The Kitchen Set Up By a Chef!
The Kitchen Set Up By a Chef!
Recently our church rented the local community center for a crafts bazaar. We were going to serve lunch so the kitchen was to be used. As we set up what did we find? We found a kitchen that was set up for use by a Chef. The cookware was stored on pot racks and on shelves. Everything was in the proper place, stored very efficiently and handy for use. As we unpacked the food we were going to prepare, it was an aweany feeling to be capable to use such fine restaurant equipment. After all the bags and boxes were emptied we were ready to cook any good food to serve to our hungry customers.
Now that I had time to survey the whole kitchen area, food warmer and server, the pots and pans, the pot racks and all the cutlery and cooking utensils, I found any interesting facts. Yes, any of the pots and pans were very oversized as compared to the cookware as seen in most homes. The reason for the layout of the kitchen and the types of utensils, pots and pans found was easily understandable. Where I was puzzled was the type of different metals used in the pots and pans. I thought all would be made out of the same metal in this restaurant style setting. As customers started coming to the bazaar any were associated with this community center. One woman had spent a considerable time in this kitchen and her work consisted of cooking for a senior citizens retirement home. When asked about the different metals of the pots and pans, she explained to me any of the reasoning in the kitchen set up.

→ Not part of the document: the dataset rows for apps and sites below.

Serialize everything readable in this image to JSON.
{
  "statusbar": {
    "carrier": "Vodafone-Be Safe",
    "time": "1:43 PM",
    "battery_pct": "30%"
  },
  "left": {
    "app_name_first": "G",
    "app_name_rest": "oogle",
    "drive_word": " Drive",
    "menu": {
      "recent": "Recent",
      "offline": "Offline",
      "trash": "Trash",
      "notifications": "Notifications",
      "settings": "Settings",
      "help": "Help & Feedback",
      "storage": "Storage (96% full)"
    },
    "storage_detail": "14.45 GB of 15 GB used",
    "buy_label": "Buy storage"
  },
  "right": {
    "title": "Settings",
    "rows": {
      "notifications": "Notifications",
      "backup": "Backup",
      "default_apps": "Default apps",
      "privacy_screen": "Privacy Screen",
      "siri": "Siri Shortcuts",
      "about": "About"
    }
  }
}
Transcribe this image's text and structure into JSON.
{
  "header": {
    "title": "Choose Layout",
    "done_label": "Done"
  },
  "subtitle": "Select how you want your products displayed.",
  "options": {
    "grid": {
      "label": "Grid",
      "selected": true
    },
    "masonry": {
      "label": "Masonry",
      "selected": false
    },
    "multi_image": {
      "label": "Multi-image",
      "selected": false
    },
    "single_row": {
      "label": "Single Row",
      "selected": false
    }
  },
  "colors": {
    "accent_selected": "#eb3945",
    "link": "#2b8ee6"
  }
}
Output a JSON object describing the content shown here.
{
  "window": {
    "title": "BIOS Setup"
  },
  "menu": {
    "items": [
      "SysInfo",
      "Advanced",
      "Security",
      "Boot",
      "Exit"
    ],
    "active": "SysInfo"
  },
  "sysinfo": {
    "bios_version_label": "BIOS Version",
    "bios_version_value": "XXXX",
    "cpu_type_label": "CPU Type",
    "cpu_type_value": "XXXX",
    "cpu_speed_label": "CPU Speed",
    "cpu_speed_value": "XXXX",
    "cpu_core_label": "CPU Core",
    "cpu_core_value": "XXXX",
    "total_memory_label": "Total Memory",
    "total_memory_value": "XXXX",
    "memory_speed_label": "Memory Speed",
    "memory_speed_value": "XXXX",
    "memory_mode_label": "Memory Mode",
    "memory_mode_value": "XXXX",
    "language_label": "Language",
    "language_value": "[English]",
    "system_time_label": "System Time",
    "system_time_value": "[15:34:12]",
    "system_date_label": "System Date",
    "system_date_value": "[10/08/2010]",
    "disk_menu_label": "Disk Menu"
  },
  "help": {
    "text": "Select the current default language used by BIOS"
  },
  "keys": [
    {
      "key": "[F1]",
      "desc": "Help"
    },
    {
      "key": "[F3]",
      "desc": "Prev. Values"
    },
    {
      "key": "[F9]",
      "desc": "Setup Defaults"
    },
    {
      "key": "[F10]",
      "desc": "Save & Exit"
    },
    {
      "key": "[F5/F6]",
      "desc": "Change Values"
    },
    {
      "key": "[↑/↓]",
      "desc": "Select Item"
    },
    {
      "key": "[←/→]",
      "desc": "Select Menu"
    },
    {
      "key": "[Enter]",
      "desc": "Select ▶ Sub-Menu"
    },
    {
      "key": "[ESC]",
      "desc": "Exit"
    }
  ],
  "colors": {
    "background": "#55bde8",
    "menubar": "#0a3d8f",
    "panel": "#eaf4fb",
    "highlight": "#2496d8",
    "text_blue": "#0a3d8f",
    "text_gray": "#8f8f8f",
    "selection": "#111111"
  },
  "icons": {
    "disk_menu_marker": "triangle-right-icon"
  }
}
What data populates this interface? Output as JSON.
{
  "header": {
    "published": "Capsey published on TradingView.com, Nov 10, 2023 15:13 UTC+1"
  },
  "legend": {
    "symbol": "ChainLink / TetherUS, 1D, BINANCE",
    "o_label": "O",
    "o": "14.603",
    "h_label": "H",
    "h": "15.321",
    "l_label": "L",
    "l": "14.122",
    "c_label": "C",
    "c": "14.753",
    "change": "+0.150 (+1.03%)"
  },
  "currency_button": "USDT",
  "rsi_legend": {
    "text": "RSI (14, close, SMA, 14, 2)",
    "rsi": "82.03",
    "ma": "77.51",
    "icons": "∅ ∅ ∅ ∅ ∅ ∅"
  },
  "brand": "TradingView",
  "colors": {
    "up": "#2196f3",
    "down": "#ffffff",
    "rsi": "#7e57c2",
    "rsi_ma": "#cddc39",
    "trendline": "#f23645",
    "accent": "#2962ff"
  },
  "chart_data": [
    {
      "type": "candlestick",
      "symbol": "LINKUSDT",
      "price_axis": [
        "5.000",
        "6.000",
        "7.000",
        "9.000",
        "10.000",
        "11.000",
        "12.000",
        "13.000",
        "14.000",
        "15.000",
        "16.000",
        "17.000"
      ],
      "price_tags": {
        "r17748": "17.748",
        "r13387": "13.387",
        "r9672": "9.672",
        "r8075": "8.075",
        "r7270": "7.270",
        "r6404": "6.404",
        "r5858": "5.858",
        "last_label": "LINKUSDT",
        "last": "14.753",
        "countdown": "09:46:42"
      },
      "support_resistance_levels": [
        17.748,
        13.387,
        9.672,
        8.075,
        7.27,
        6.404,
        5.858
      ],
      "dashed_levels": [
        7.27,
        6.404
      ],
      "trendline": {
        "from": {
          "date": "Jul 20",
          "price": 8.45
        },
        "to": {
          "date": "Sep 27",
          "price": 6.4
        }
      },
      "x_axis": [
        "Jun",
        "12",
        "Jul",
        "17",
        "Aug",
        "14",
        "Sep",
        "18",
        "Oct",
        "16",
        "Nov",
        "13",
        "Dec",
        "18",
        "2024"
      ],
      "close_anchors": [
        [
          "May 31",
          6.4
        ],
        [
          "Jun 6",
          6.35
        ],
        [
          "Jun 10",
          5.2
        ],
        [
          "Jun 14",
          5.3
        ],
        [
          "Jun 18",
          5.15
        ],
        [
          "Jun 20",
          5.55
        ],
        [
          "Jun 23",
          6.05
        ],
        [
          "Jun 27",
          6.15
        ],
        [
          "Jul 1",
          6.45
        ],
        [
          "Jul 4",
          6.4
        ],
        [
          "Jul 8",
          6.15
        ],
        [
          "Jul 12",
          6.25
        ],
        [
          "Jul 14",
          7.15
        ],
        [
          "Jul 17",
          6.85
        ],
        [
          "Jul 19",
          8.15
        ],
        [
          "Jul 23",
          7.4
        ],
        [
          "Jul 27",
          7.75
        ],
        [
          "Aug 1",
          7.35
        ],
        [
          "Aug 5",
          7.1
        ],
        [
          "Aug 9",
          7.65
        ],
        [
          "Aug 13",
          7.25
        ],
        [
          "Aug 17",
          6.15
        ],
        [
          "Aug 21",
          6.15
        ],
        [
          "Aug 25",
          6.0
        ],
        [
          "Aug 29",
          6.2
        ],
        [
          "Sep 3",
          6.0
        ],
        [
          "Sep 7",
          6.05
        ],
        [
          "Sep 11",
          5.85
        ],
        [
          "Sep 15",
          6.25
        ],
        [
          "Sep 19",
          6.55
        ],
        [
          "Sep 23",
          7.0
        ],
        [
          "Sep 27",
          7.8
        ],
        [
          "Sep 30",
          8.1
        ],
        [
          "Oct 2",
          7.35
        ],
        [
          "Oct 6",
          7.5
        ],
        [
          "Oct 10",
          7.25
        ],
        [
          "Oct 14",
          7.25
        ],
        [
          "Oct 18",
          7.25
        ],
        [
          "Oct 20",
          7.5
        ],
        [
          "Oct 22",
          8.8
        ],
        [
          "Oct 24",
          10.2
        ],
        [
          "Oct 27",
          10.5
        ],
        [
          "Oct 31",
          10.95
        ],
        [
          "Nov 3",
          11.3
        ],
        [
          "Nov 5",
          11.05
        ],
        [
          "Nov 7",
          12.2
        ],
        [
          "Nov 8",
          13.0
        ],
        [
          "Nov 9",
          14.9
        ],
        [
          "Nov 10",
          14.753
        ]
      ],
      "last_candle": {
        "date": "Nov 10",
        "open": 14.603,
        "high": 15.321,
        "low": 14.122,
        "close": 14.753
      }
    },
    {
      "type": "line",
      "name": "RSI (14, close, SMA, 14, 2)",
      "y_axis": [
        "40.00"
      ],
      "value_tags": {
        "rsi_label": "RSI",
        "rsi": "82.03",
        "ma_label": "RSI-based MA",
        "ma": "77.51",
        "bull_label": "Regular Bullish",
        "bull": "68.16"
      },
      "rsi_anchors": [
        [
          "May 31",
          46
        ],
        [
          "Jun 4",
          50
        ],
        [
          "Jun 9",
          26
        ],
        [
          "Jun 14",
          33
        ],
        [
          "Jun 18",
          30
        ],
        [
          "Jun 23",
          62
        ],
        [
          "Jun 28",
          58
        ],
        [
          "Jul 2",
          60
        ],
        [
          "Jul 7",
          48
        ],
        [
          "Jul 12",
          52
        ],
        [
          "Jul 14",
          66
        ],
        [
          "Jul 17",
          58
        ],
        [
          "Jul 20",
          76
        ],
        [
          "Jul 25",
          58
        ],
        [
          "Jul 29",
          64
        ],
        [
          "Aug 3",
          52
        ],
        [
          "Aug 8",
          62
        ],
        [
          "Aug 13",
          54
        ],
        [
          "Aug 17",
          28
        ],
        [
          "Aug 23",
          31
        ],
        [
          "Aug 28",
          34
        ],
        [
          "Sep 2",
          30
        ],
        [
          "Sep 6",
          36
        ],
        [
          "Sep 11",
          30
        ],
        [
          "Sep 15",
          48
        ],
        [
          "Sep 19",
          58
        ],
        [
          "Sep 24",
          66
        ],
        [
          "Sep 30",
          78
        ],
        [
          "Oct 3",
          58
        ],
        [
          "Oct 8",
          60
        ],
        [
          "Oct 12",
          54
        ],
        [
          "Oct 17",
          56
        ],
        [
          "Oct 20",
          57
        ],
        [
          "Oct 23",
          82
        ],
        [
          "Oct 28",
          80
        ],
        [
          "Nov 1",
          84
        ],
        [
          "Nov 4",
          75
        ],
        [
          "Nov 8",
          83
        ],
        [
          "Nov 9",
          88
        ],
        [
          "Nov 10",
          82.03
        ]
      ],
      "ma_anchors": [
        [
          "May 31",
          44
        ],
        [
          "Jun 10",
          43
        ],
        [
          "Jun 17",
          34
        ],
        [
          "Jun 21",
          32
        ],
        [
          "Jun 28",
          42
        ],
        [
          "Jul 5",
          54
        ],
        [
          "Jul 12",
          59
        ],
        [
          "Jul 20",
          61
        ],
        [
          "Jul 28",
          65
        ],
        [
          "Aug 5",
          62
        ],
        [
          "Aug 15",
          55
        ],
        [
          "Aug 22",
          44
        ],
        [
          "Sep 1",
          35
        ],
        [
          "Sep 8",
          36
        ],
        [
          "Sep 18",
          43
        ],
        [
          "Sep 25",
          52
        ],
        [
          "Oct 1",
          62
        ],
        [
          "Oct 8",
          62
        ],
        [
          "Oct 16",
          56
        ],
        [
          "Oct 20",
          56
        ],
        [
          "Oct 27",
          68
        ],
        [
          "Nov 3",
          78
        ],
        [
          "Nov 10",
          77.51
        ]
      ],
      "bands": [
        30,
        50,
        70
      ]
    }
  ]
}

She started at the food warmer and server. This was made out of stainless steel. The reasons were that this was the heart of the food serving and would get the most use and abuse over time. This unit had to be strong but also had to be easy to clean and disinfect. Stainless steel was the top choice for this application. Stainless steel is easy to clean and is not as porous as another metals, so this metal does not have as some places for bacteria and germs to get trapped. Stainless steel will wipe to a extraordinary shine and is very appealing to the eye. This is the first thing you see if you are in line to purchase food. What a extraordinary first impression!
The next area was the stock pots or soup pots. These were made out of cast aluminum. The reason was to have a large pot, but not a lot of weight. These pots would be heavy enough when being used at a dinner. Cast Aluminum provides even bases as compared to the side walls. This gives excellent even heat transfer in a large pot, and when also provided with tight fitting lids, these pots will hold heat without a high burner setting. This provides very hot food without the food sticking and burning. The cast aluminum also was fairly easy to clean.
As the tour continued we talked about the smaller pots and pans. There was quite a selection to choose from. I was told the top was to always use a pot or pan that had a lid to help keep the heat in. A tight fitting lid would also prevent the food from being dry or burnt from too much evaporation of cooking water or juices. She showed me the rack of smaller pots and pans (same as used in house kitchens), that was her favorite to use on the stove top. These were made out of stainless steel also. The big advantage, I was told, to these pans were their multi-ply bottoms. The bottoms were made out of 2 plies of stainless steel with a layer of aluminum sandwiched between. This provided the pot or pan to have even heat distribution, no hot spots and could be used with lower heat settings. Also for healthy cooking the pots and pans would require much less water when used, due to their tight fitting lids. The pots and pans cleaned up very easy, and as with the warmer/server mentioned above the stainless steel wiped to a really terrific shine.